§ **Activity**:
Copy every line from the records below that holds the word "JSON".

[Stored entries]
++++++++
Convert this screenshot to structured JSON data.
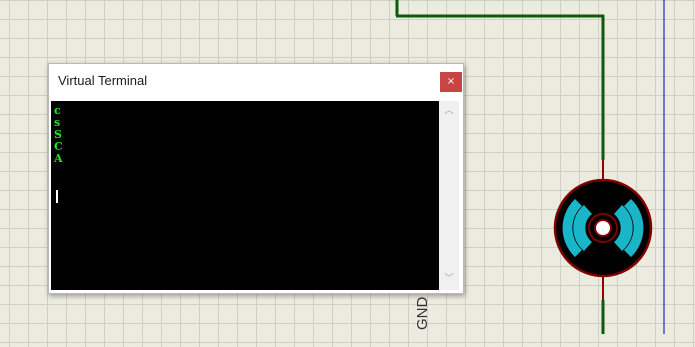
{
  "window": {
    "title": "Virtual Terminal",
    "close_glyph": "×"
  },
  "terminal": {
    "lines": [
      "c",
      "s",
      "S",
      "C",
      "A"
    ],
    "text_color": "#22e622",
    "background": "#000000"
  },
  "scrollbar": {
    "up_glyph": "︿",
    "down_glyph": "﹀"
  },
  "schematic": {
    "ground_label": "GND",
    "wire_color": "#0c5a0c",
    "component_outline": "#800000",
    "rotor_color": "#1ab5c8",
    "sheet_border_color": "#3434c6"
  },
  "icons": [
    "close-icon",
    "scroll-up-icon",
    "scroll-down-icon",
    "motor-icon"
  ]
}
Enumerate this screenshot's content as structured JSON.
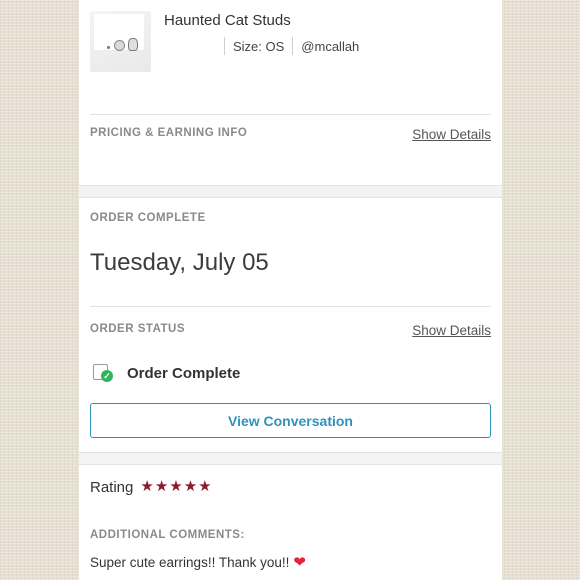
{
  "product": {
    "title": "Haunted Cat Studs",
    "size": "Size: OS",
    "seller": "@mcallah"
  },
  "pricing": {
    "label": "PRICING & EARNING INFO",
    "action": "Show Details"
  },
  "order_complete": {
    "label": "ORDER COMPLETE",
    "date": "Tuesday, July 05"
  },
  "order_status": {
    "label": "ORDER STATUS",
    "action": "Show Details",
    "status": "Order Complete",
    "status_color": "#2fb45a",
    "button": "View Conversation",
    "button_color": "#2e93b8"
  },
  "rating": {
    "label": "Rating",
    "stars": 5,
    "star_color": "#8c1c2c"
  },
  "comments": {
    "label": "ADDITIONAL COMMENTS:",
    "text": "Super cute earrings!! Thank you!!",
    "emoji": "heart-emoji"
  }
}
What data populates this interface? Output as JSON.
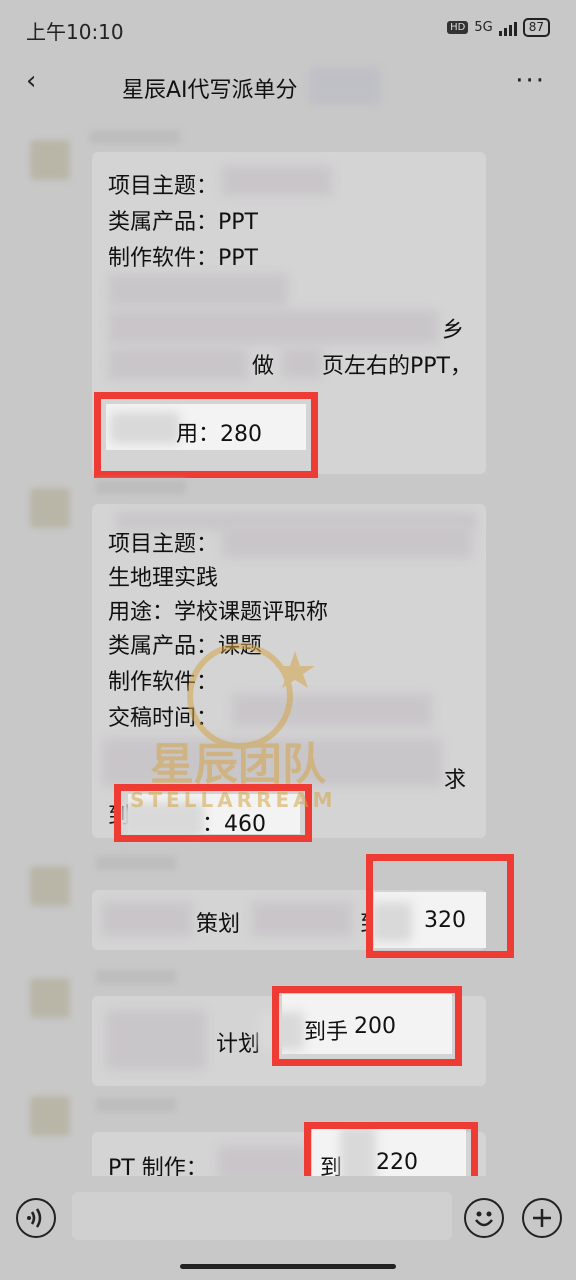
{
  "status_bar": {
    "time": "上午10:10",
    "network": "5G",
    "hd_badge": "HD",
    "battery": "87"
  },
  "header": {
    "back_icon": "back-arrow-icon",
    "title": "星辰AI代写派单分",
    "more_icon": "more-dots-icon"
  },
  "messages": [
    {
      "lines": [
        "项目主题：",
        "类属产品：PPT",
        "制作软件：PPT",
        "乡",
        "做",
        "页左右的PPT，",
        "用：280"
      ]
    },
    {
      "lines": [
        "项目主题：",
        "生地理实践",
        "用途：学校课题评职称",
        "类属产品：课题",
        "制作软件：",
        "交稿时间：",
        "求",
        "到",
        "：460"
      ]
    },
    {
      "lines": [
        "策划",
        "到手",
        "320"
      ]
    },
    {
      "lines": [
        "计划",
        "到手",
        "200"
      ]
    },
    {
      "lines": [
        "PT 制作：",
        "到",
        "220"
      ]
    }
  ],
  "watermark": {
    "main": "星辰团队",
    "sub": "STELLARREAM"
  },
  "input_bar": {
    "voice_icon": "voice-icon",
    "emoji_icon": "emoji-icon",
    "plus_icon": "plus-icon"
  },
  "colors": {
    "highlight_box": "#ee3b34",
    "overlay_bg": "#c8c8c8",
    "watermark": "#d4a54a"
  }
}
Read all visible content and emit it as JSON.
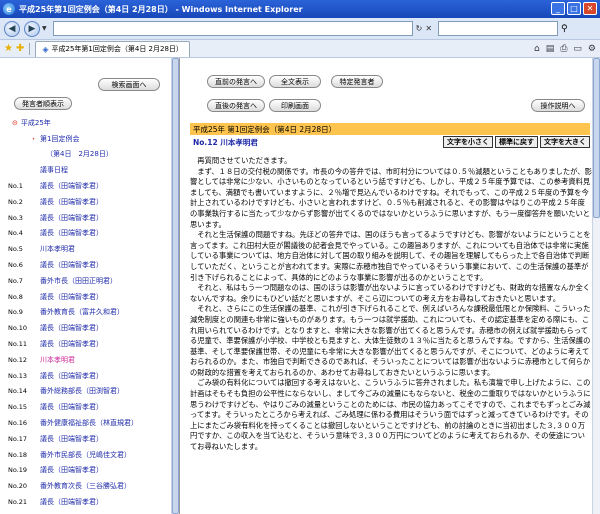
{
  "window": {
    "title": "平成25年第1回定例会（第4日 2月28日） - Windows Internet Explorer",
    "ie_glyph": "e",
    "minimize": "_",
    "maximize": "□",
    "close": "✕"
  },
  "addressbar": {
    "back": "◀",
    "forward": "▶",
    "dropdown": "▼",
    "refresh": "↻",
    "stop": "✕",
    "url": "",
    "search": "",
    "search_icon": "⚲"
  },
  "tabbar": {
    "favorites_icon": "★",
    "add_favorites_icon": "✚",
    "tab_icon": "◈",
    "tab_label": "平成25年第1回定例会（第4日 2月28日）",
    "home_icon": "⌂",
    "feeds_icon": "▤",
    "print_icon": "⎙",
    "page_icon": "▭",
    "tools_icon": "⚙"
  },
  "left": {
    "search_screen": "検索画面へ",
    "show_speakers": "発言者順表示",
    "tree_root": "平成25年",
    "session": "第1回定例会",
    "day": "（第4日　2月28日）",
    "agenda": "議事日程",
    "tree_expand_icon": "⊝",
    "tree_leaf_icon": "・",
    "entries": [
      {
        "num": "No.1",
        "name": "議長（田端智孝君）",
        "mayor": false
      },
      {
        "num": "No.2",
        "name": "議長（田端智孝君）",
        "mayor": false
      },
      {
        "num": "No.3",
        "name": "議長（田端智孝君）",
        "mayor": false
      },
      {
        "num": "No.4",
        "name": "議長（田端智孝君）",
        "mayor": false
      },
      {
        "num": "No.5",
        "name": "川本孝明君",
        "mayor": false
      },
      {
        "num": "No.6",
        "name": "議長（田端智孝君）",
        "mayor": false
      },
      {
        "num": "No.7",
        "name": "番外市長（田田正明君）",
        "mayor": false
      },
      {
        "num": "No.8",
        "name": "議長（田端智孝君）",
        "mayor": false
      },
      {
        "num": "No.9",
        "name": "番外教育長（富井久和君）",
        "mayor": false
      },
      {
        "num": "No.10",
        "name": "議長（田端智孝君）",
        "mayor": false
      },
      {
        "num": "No.11",
        "name": "議長（田端智孝君）",
        "mayor": false
      },
      {
        "num": "No.12",
        "name": "川本孝明君",
        "mayor": true
      },
      {
        "num": "No.13",
        "name": "議長（田端智孝君）",
        "mayor": false
      },
      {
        "num": "No.14",
        "name": "番外総務部長（田渕智君）",
        "mayor": false
      },
      {
        "num": "No.15",
        "name": "議長（田端智孝君）",
        "mayor": false
      },
      {
        "num": "No.16",
        "name": "番外健康福祉部長（林直規君）",
        "mayor": false
      },
      {
        "num": "No.17",
        "name": "議長（田端智孝君）",
        "mayor": false
      },
      {
        "num": "No.18",
        "name": "番外市民部長（児嶋佳文君）",
        "mayor": false
      },
      {
        "num": "No.19",
        "name": "議長（田端智孝君）",
        "mayor": false
      },
      {
        "num": "No.20",
        "name": "番外教育次長（三谷勝弘君）",
        "mayor": false
      },
      {
        "num": "No.21",
        "name": "議長（田端智孝君）",
        "mayor": false
      }
    ]
  },
  "right": {
    "prev_speaker": "直前の発言へ",
    "show_all": "全文表示",
    "specific_speaker": "特定発言者",
    "next_speaker": "直後の発言へ",
    "print_screen": "印刷画面",
    "operation_help": "操作説明へ",
    "header": "平成25年 第1回定例会（第4日 2月28日）",
    "speaker": "No.12 川本孝明君",
    "text_smaller": "文字を小さく",
    "text_standard": "標準に戻す",
    "text_larger": "文字を大きく",
    "speech": [
      "　再質問させていただきます。",
      "　まず、１８日の交付税の関係です。市長の今の答弁では、市町村分については０.５％減額ということもありましたが、影響としては非常に少ない、小さいものとなっているという話ですけども、しかし、平成２５年度予算では、この参考資料見ましても、満額でも書いていますように、２％増で見込んでいるわけですね。それでもって、この平成２５年度の予算を今計上されているわけですけども、小さいと言われますけど、０.５％も削減されると、その影響はやはりこの平成２５年度の事業執行するに当たって少なからず影響が出てくるのではないかというふうに思いますが、もう一度御答弁を願いたいと思います。",
      "　それと生活保護の問題ですね。先ほどの答弁では、国のほうも言ってるようですけども、影響がないようにということを言ってます。これ田村大臣が閣議後の記者会見でやっている。この趣旨ありますが、これについても自治体では非常に実施している事業については、地方自治体に対して国の取り組みを説明して、その趣旨を理解してもらった上で各自治体で判断していただく、ということが言われてます。実際に赤穂市独自でやっているそういう事業において、この生活保護の基準が引き下げられることによって、具体的にどのような事業に影響が出るのかということです。",
      "　それと、私はもう一つ問題なのは、国のほうは影響が出ないように言っているわけですけども、財政的な措置なんか全くないんですね。余りにもひどい話だと思いますが、そこら辺についての考え方をお尋ねしておきたいと思います。",
      "　それと、さらにこの生活保護の基準、これが引き下げられることで、例えばいろんな課税最低限とか保険料、こういった減免制度との関連も非常に強いものがあります。もう一つは就学援助、これについても、その認定基準を定める際にも、これ用いられているわけです。となりますと、非常に大きな影響が出てくると思うんです。赤穂市の例えば就学援助もらってる児童で、準要保護が小学校、中学校とも見ますと、大体生徒数の１３％に当たると思うんですね。ですから、生活保護の基準、そして準要保護世帯、その児童にも非常に大きな影響が出てくると思うんですが、そこについて、どのように考えておられるのか。また、市独自で判断できるのであれば、そういったことについては影響が出ないように赤穂市として何らかの財政的な措置を考えておられるのか、あわせてお尋ねしておきたいというふうに思います。",
      "　ごみ袋の有料化については撤回する考えはないと、こういうふうに答弁されました。私も演壇で申し上げたように、この計画はそもそも負担の公平性にならないし、まして今ごみの減量にもならないと、税金の二重取りではないかというふうに思うわけですけども、やはりごみの減量ということのためには、市民の協力あってこそですので、これまでもずっとごみ減ってます。そういったところから考えれば、ごみ処理に係わる費用はそういう面ではずっと減ってきているわけです。その上にまたごみ袋有料化を持ってくることは撤回しないということですけども、前の討論のときに当初出ました３,３００万円ですか、この収入を当て込むと、そういう意味で３,３００万円についてどのように考えておられるか、その使途についてお尋ねいたします。"
    ]
  }
}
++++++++
§ **Answer for the task**:
Convert this screenshot to structured JSON data.
Enumerate this screenshot's content as structured JSON.
What data populates this interface? Output as JSON.
Read all visible content and emit it as JSON.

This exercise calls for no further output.